Robert Schmansky, CFP(r)
In early grade school, my next door neighbor and best friend Mike and I were absolutely inseparable. Any free time you could find us engaged in all varieties of physical games — from basketball, football, to roller hockey. You name the sport, and we could be seen trying to make a one-on-one game of it in our parents’ yards.
Often, Mike’s older brother would challenge us to a game, any game, of two-against-one. Inevitably, when the tide turned against him, anyone within a hundred yard radius could hear a shout of “Barnyard Rules!” This was our warning that the accepted rules of the game were off. The law of the jungle prevailed.
Having grown up in the suburbs of Detroit without a farm within miles, to this day I can’t fathom where he came up with the term, Barnyard Rules. To me, it has always meant using whatever advantage you have to get the job done in the short-term, ignoring the principles (the rules) of the game, and the consequences (generally physical injuries) of breaking them.
Barnyard Rules has come to mean even more to me as I’ve read Dr. Stephen Covey’s books on principles. He frequently uses the example of life on the farm to describe what principled living means. Farmers do not simply declare ‘Barnyard Rules’, and harvest a higher yield of crop. Principles might best be described as things that are, simply because they are.
Likewise, a principled investing plan requires accepting the fundamental truths of markets, your role as an investor, and the knowledge that speculative investments that would tempt us out of greed, or fear, to ‘win’ the game, are simply the ‘barnyard rules’ seeking to gain hold.
Reacting to the downturn, many investors have shed principles. They believe they are adjusting to ‘new realities.’ But in truth, they are ignoring — consciously or not — time-tested sound investment principles. Those include seeking higher returns and yet ignoring the risk, giving into fear or greed and pursuing speculative investments, and not maintaining investments whose purpose is to provide safety and stability, despite their yield. It is true that we have endured a far worse than expected investing “season.” And yes, systematic economic and financial threats, just like hurricanes or droughts, could always bring hard times to the farm again.
But, ask yourself: Is your objective in the new strategy investing for sustainable crop yields, year in and year out?
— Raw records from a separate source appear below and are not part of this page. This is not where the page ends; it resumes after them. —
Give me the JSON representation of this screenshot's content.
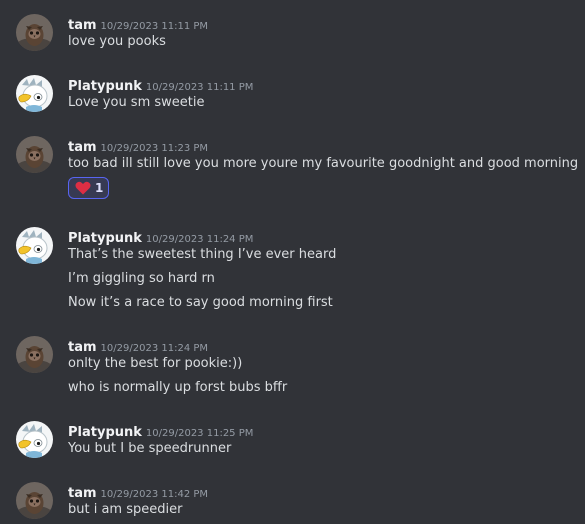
{
  "messages": [
    {
      "username": "tam",
      "timestamp": "10/29/2023 11:11 PM",
      "lines": [
        "love you pooks"
      ]
    },
    {
      "username": "Platypunk",
      "timestamp": "10/29/2023 11:11 PM",
      "lines": [
        "Love you sm sweetie"
      ]
    },
    {
      "username": "tam",
      "timestamp": "10/29/2023 11:23 PM",
      "lines": [
        "too bad ill still love you more youre my favourite goodnight and good morning"
      ],
      "reaction": {
        "emoji": "heart-icon",
        "count": "1",
        "color": "#dd2e44"
      }
    },
    {
      "username": "Platypunk",
      "timestamp": "10/29/2023 11:24 PM",
      "lines": [
        "That’s the sweetest thing I’ve ever heard",
        "I’m giggling so hard rn",
        "Now it’s a race to say good morning first"
      ]
    },
    {
      "username": "tam",
      "timestamp": "10/29/2023 11:24 PM",
      "lines": [
        "onlty the best for pookie:))",
        "who is normally up forst bubs bffr"
      ]
    },
    {
      "username": "Platypunk",
      "timestamp": "10/29/2023 11:25 PM",
      "lines": [
        "You but I be speedrunner"
      ]
    },
    {
      "username": "tam",
      "timestamp": "10/29/2023 11:42 PM",
      "lines": [
        "but i am speedier"
      ]
    }
  ],
  "colors": {
    "background": "#313338",
    "username": "#f2f3f5",
    "timestamp": "#949ba4",
    "message_text": "#dbdee1",
    "reaction_border": "#5865f2"
  }
}
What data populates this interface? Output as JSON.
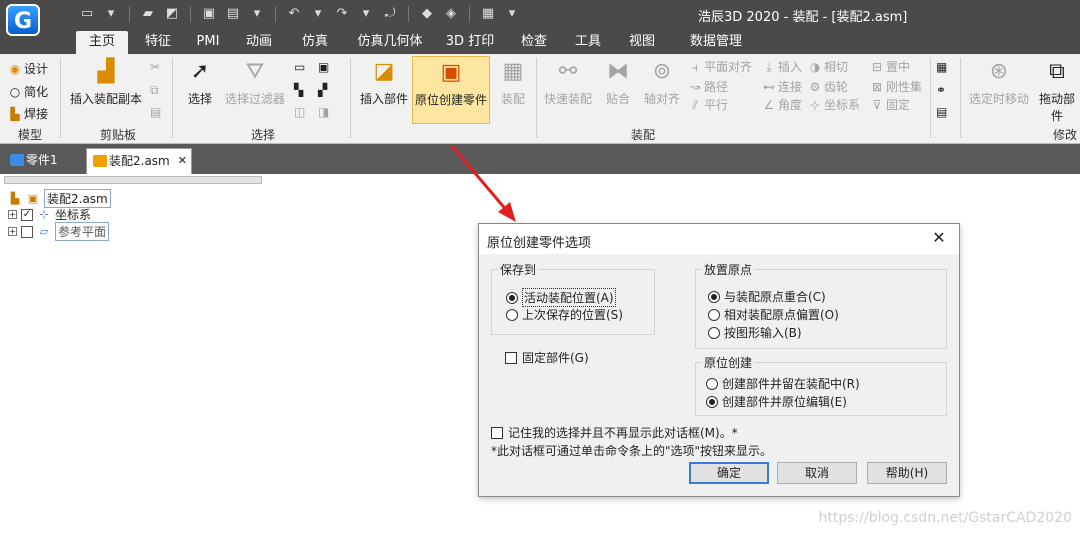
{
  "app": {
    "logo_glyph": "G",
    "window_title": "浩辰3D 2020 - 装配 - [装配2.asm]"
  },
  "ribbon_tabs": [
    "主页",
    "特征",
    "PMI",
    "动画",
    "仿真",
    "仿真几何体",
    "3D 打印",
    "检查",
    "工具",
    "视图",
    "数据管理"
  ],
  "ribbon": {
    "model": {
      "items": [
        "设计",
        "简化",
        "焊接"
      ],
      "label": "模型"
    },
    "clipboard": {
      "paste_label": "插入装配副本",
      "label": "剪贴板"
    },
    "select": {
      "select_label": "选择",
      "filter_label": "选择过滤器",
      "label": "选择"
    },
    "assembly": {
      "insert_part": "插入部件",
      "inplace_create": "原位创建零件",
      "assemble": "装配",
      "quick_assemble": "快速装配",
      "fit": "贴合",
      "axial_align": "轴对齐",
      "col1": [
        "平面对齐",
        "路径",
        "平行"
      ],
      "col2": [
        "插入",
        "连接",
        "角度"
      ],
      "col3": [
        "相切",
        "齿轮",
        "坐标系"
      ],
      "col4": [
        "置中",
        "刚性集",
        "固定"
      ],
      "label": "装配"
    },
    "modify": {
      "move_label": "选定时移动",
      "drag_label": "拖动部件",
      "label": "修改"
    }
  },
  "doc_tabs": [
    {
      "label": "零件1",
      "active": false
    },
    {
      "label": "装配2.asm",
      "active": true
    }
  ],
  "tree": {
    "root": "装配2.asm",
    "children": [
      "坐标系",
      "参考平面"
    ]
  },
  "dialog": {
    "title": "原位创建零件选项",
    "save_to": {
      "legend": "保存到",
      "options": [
        "活动装配位置(A)",
        "上次保存的位置(S)"
      ],
      "selected": 0
    },
    "fix_part": "固定部件(G)",
    "placement": {
      "legend": "放置原点",
      "options": [
        "与装配原点重合(C)",
        "相对装配原点偏置(O)",
        "按图形输入(B)"
      ],
      "selected": 0
    },
    "inplace": {
      "legend": "原位创建",
      "options": [
        "创建部件并留在装配中(R)",
        "创建部件并原位编辑(E)"
      ],
      "selected": 1
    },
    "remember": "记住我的选择并且不再显示此对话框(M)。*",
    "footnote": "*此对话框可通过单击命令条上的\"选项\"按钮来显示。",
    "buttons": {
      "ok": "确定",
      "cancel": "取消",
      "help": "帮助(H)"
    }
  },
  "watermark": "https://blog.csdn.net/GstarCAD2020"
}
Or are you trying to scratch out a little more yield this year, to next year’s detriment? Or are you running for cover because the sky looks threatening?
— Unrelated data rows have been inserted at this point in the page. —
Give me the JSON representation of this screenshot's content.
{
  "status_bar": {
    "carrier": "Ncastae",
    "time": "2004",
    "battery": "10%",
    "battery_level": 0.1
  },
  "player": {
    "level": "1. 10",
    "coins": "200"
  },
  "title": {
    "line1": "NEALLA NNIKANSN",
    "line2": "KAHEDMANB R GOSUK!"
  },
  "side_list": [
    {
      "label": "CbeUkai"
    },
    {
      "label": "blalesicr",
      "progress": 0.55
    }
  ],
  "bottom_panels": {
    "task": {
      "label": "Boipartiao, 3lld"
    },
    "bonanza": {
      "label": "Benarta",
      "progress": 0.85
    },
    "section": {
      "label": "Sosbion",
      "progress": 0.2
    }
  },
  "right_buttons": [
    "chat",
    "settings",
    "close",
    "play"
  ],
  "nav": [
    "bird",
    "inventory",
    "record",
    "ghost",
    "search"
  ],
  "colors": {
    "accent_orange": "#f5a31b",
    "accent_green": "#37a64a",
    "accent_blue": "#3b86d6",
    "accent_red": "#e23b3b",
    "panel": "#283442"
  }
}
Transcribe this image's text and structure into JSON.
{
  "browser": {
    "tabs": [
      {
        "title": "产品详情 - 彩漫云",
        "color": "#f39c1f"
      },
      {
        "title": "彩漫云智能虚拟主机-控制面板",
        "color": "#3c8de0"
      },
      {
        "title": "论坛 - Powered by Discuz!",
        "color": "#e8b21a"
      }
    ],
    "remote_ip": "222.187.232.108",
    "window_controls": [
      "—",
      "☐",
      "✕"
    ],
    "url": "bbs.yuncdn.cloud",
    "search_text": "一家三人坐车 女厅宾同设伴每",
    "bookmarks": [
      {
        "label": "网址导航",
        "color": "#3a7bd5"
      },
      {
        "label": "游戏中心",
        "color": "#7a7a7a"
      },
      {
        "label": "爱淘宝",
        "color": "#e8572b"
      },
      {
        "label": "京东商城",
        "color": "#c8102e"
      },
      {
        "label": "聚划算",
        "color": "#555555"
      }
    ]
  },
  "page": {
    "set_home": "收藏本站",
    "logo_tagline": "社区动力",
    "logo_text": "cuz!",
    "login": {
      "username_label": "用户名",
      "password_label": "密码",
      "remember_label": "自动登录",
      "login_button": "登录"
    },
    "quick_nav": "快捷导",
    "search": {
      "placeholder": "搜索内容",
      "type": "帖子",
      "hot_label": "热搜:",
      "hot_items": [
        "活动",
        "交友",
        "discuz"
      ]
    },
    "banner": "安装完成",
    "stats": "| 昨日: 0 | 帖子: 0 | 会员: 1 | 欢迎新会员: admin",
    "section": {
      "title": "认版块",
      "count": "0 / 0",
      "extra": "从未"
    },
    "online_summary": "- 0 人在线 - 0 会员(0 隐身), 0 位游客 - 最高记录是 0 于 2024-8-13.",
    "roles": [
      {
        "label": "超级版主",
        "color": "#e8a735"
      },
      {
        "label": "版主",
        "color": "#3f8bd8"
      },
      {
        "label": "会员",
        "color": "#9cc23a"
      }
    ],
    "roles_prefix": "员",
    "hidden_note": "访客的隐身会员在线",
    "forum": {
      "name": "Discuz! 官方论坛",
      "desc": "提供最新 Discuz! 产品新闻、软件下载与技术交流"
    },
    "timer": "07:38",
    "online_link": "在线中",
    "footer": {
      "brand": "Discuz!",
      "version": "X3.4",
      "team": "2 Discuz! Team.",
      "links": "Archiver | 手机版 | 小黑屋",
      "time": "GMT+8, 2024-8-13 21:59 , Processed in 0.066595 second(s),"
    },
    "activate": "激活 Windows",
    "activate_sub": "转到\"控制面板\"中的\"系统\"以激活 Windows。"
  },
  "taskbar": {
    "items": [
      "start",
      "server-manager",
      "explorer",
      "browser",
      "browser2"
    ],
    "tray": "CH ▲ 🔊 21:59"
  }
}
Interestingly, I see many investors beginning to ask the same questions that burned them before the downturn — where can I get the most yield; what investment will generate the highest return; should I buy a risky stock; who has the advantage — and how can I get a part of it?
Thanks to Morningstar’s monitoring of investor returns, we can see the consequences of this line of thinking.
For example, one of the best performing domestic mutual funds over the last 10 years, CGM Focus Fund (CGMFX), has a 10 year average annual return (through 11/30/09) of 18.79 percent — handily beating the S&P 500. However, due to the nature of many investors that such performance attracts — i.e. those impatient investors looking for spectacular returns — the average investor in the fund fared dramatically worse. Specifically, the average CGM Focus Fund investor lost an average of 11 percent over the same time period.
On the farm there are no shortcuts for long-term success. Shortcuts — failing to invest in proper equipment maintenance — only create long-term problems. The Barnyard Rules always end in pain and loss. Farms would not produce if their farmers dumped principles. Investors that continuously leave investing principles for the latest pitch or product likewise should be concerned about their prospects for achieving their long-term goals.